While the majority’s opinion supports that method-of-treatment claims constitute applications of underlying natural laws, Chief Judge Prost’s dissent calls into question whether that would be the case in all circumstances. The Vanda decision does not preclude the possibility that on different facts a natural law is found to be so closely tied to a treatment claim that a court finds the claim essentially directed to the ineligible concept itself. Indeed, Chief Judge Prost would have found the Vanda claims directed to a natural law despite their being method-of-treatment claims. Vanda Dissent, at 5 (“This is no more than an optimization of an existing treatment of schizophrenia, just as the claims in Mayo concerned ‘optimizing therapeutic efficacy’ of thiopurine drugs.”).
Despite the clarification afforded by the Vanda decision, patent practitioners should be aware that this is unlikely to be the final word on patent eligibility with respect to method-of-treatment claims, especially given Chief Judge Prost’s criticism of the majority’s opinion as being at odds with Mayo.
IV. The Court’s Holding on Induced Infringement

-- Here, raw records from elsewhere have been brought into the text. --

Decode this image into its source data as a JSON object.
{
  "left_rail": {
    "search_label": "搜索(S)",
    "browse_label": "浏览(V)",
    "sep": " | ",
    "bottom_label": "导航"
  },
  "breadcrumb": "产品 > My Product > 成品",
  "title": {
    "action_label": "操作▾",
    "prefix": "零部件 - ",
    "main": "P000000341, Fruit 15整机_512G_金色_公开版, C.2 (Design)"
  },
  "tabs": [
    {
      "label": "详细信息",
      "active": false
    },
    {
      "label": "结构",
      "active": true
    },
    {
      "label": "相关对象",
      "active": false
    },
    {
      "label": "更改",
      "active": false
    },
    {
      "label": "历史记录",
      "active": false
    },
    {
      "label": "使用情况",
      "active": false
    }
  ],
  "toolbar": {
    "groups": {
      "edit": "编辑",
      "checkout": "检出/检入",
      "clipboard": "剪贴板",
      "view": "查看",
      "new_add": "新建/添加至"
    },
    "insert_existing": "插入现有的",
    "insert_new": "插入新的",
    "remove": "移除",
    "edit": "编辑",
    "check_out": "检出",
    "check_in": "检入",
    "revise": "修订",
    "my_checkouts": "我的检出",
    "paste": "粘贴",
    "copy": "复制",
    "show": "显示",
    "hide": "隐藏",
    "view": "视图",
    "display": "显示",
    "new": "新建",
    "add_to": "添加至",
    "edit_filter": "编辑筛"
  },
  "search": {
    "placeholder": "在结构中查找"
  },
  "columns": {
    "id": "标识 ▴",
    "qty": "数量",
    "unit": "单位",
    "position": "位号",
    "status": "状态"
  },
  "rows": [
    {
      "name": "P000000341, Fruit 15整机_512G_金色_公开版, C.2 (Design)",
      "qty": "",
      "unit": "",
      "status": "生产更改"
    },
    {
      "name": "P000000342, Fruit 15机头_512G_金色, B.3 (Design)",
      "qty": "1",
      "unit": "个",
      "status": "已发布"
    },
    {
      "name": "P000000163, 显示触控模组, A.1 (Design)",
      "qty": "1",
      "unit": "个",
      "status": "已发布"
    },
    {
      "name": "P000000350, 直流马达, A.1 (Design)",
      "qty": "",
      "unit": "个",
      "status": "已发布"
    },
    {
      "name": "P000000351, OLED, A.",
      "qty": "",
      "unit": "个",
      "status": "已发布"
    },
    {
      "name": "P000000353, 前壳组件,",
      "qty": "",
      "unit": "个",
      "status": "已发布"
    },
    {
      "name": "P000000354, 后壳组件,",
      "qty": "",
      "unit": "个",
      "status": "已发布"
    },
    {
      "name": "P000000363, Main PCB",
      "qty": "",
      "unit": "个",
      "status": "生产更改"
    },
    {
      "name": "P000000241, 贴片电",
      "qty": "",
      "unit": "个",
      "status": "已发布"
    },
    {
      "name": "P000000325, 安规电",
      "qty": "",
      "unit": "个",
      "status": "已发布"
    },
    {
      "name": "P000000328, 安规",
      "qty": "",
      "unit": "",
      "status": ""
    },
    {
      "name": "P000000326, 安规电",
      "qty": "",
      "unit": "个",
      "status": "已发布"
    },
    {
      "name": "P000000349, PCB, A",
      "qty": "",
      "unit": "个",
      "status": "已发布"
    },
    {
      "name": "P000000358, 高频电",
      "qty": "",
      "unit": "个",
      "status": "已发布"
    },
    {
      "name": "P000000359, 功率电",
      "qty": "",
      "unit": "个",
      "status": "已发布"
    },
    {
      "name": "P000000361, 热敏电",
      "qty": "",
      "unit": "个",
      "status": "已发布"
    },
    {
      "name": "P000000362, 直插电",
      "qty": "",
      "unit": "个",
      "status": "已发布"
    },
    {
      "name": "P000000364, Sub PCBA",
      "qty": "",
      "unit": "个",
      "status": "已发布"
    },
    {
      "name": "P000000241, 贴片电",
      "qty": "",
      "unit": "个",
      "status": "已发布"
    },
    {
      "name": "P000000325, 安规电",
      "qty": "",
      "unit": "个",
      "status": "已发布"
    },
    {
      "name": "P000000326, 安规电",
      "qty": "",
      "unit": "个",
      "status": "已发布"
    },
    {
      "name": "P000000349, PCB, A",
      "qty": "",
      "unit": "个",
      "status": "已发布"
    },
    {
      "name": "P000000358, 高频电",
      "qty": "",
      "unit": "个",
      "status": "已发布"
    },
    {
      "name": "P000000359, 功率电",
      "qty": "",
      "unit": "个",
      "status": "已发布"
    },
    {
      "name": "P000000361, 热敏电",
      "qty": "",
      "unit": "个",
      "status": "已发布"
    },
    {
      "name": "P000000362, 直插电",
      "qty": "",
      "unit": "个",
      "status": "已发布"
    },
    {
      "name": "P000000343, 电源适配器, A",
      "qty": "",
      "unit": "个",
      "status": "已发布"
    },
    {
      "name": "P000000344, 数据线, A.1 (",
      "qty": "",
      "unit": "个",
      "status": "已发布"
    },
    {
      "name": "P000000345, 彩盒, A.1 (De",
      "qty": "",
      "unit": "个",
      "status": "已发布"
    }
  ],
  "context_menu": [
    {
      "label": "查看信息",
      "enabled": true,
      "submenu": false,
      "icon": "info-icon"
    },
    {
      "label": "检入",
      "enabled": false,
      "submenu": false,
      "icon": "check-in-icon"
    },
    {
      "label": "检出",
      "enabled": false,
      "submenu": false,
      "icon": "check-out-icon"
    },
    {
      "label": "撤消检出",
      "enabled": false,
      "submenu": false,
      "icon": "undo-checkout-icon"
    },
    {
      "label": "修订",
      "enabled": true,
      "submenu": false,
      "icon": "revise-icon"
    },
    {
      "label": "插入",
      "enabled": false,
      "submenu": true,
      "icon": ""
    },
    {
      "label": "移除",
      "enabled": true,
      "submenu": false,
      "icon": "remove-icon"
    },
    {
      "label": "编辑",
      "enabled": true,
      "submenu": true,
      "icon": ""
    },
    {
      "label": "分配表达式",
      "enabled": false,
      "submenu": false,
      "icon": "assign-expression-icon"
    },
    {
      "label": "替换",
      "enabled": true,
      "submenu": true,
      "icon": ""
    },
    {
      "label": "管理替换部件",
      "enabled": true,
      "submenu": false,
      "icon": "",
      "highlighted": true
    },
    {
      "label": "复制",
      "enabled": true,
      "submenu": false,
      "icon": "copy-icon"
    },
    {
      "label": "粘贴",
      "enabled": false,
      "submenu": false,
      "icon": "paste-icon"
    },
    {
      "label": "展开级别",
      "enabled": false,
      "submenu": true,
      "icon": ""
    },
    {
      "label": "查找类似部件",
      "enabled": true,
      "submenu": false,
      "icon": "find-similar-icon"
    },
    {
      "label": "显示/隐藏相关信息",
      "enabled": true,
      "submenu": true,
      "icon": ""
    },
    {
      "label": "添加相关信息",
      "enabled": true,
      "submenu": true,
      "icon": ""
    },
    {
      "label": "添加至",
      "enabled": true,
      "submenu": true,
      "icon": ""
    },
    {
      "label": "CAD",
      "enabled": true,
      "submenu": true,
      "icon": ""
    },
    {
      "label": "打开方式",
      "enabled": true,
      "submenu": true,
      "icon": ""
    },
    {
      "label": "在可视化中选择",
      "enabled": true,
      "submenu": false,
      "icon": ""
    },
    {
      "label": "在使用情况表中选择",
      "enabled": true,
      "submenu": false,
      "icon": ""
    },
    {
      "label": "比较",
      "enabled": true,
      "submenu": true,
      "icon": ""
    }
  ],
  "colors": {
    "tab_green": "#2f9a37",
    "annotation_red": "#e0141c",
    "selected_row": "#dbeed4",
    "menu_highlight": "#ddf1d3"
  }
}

The majority in Vanda also affirmed the district court’s finding of induced infringement, which is a topic on which we have written previously. The West-Ward defendants argued on appeal that there could be no induced infringement because the language of the proposed labeling cannot constitute direct infringement, and further, that the district court had erred in relying on the testimony of a doctor who had never administered an infringing dose to a patient with a CYP2D6 poor metabolizer genotype. Vanda Majority Opinion, at 19. The Federal Circuit flatly rejected this argument, reasoning “that a patentee does not need to prove an actual past instance of direct infringement by a physician to establish infringement under 35 U.S.C. § 271(e)(2)(A).” Id. at 20. The Court’s reasoning confirms that, in the context of Hatch-Waxman litigation, the induced infringement inquiry may be predicated on a direct infringement showing that the proposed ANDA product would infringe the patent if marketed by relying, for example, on the proposed generic labeling. Id. at 21.
The West-Ward defendants also argued that specific intent to infringe the ’610 patent could not be shown. But the Federal Circuit found no error in the district court’s finding that the proposed labeling recommended performance of all steps of the claimed methods, namely the adjusted dosing step in light of a genotype assay used to identify poor metabolizers of the CYP2D6 enzyme. Id. at 22-24. Further, the Court reaffirmed its holding in Sanofi v. Watson Labs. Inc., 875 F.3d 636 (Fed. Cir. 2017) that the presence of alleged substantial noninfringing uses does not preclude induced infringement, reiterating that “the proposed ANDA label itself recommends infringing acts.” Vanda Majority Opinion, at 25-26.